Mexico City, though a nightmare of urban sprawl, is totally fascinating, and in every way – artistic, political, cultural – the capital of the nation. Around the city lie the chief relics of the pre-Hispanic cultures of central Mexico: the massive pyramids of Teotihuacán and the main Toltec site at Tula. Guadalajara, to the west, is a city on a more human scale, capital of the state of Jalisco and in easy reach of Michoacán: between them, these states share some of the most gently scenic country in Mexico, where the thickly forested hills are studded with lakes and ancient villages.
South of the capital, the states of Oaxaca and Chiapas, home to some of the largest populations of pure indigenous groups, are mountainous and beautiful, too, but in a far wilder way. The city of Oaxaca is especially enticing, with an extraordinary mix of colonial and indigenous life, superb markets and fascinating archeological sites. Likewise, the strength of indigenous traditions in and around the market town of San Cristóbal de las Casas in Chiapas continue to make it a big travellers’ centre. It’s typically the stop before the picturesque Maya ruins of Palenque. East into the Yucatán there is also traditional indigenous life, side-by-side with a tourist industry based around truly magnificent Maya cities – Chichén Itzá and Uxmal above all – and the burgeoning Caribbean resorts that stretch down the coast from Cancún.

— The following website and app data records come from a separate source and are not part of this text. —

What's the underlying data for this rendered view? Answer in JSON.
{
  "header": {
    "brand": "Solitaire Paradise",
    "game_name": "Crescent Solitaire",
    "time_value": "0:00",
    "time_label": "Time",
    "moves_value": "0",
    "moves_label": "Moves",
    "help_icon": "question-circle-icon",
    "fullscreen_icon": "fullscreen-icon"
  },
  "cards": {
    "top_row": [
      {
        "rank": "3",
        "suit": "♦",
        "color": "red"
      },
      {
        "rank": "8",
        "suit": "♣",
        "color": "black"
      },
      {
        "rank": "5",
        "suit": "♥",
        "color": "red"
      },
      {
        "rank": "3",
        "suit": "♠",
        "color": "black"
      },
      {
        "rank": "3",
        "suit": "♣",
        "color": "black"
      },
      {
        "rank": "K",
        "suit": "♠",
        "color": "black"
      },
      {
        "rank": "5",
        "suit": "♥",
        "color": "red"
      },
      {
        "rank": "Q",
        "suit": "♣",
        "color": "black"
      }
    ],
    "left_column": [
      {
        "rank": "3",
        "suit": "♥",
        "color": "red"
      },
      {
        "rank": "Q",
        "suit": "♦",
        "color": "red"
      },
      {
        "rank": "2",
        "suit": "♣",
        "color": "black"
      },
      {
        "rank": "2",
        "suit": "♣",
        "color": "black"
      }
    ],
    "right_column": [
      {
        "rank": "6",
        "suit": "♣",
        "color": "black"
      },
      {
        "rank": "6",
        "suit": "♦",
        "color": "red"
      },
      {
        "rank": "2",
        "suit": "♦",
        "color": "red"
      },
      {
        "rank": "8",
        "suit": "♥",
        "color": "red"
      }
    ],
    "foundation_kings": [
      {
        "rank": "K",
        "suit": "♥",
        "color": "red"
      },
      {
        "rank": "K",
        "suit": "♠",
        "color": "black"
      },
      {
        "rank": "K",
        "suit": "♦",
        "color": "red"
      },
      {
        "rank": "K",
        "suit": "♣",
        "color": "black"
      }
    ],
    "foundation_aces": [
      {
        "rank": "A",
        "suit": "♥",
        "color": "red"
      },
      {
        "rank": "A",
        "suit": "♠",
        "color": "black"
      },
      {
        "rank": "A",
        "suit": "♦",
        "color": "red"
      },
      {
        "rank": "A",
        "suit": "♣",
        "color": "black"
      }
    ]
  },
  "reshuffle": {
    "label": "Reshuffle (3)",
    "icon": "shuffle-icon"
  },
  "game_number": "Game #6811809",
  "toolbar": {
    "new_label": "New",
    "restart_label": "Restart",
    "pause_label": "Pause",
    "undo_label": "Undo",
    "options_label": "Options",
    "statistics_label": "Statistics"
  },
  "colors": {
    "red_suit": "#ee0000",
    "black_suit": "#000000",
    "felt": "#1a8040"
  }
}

On the Pacific coast, where the surf is wilder and the scenery more rugged than in the Caribbean, Acapulco is the best known of the beach destinations. Along the ocean to the north, hundreds of kilometres of relatively empty sand are broken up only by resort cities like Mazatlán and Puerto Vallarta. Few tourists venture over to the Gulf coast, despite the attractions of Veracruz and its mysterious ruins. A pity, as for music and general bonhomie, the city’s central plaza is one of the country’s finest destinations.
Coming through the Bajío, the heart of the country, you’ll pass the beautiful silver-mining towns of Zacatecas and Guanajuato, the historic centres of San Miguel de Allende and Querétaro, and many smaller places with a legacy of superb colonial architecture. Between here and the US border lie vast deserts and mountain ranges, home to the Copper Canyon, with its spectacular rail journey, the mysterious ruins at Paquimé and the dynamic industrial city of Monterrey. Baja California in the far northwest of Mexico is a major destination in its own right, with world-class whale-watching, untrammelled beaches and crumbling Spanish ruins.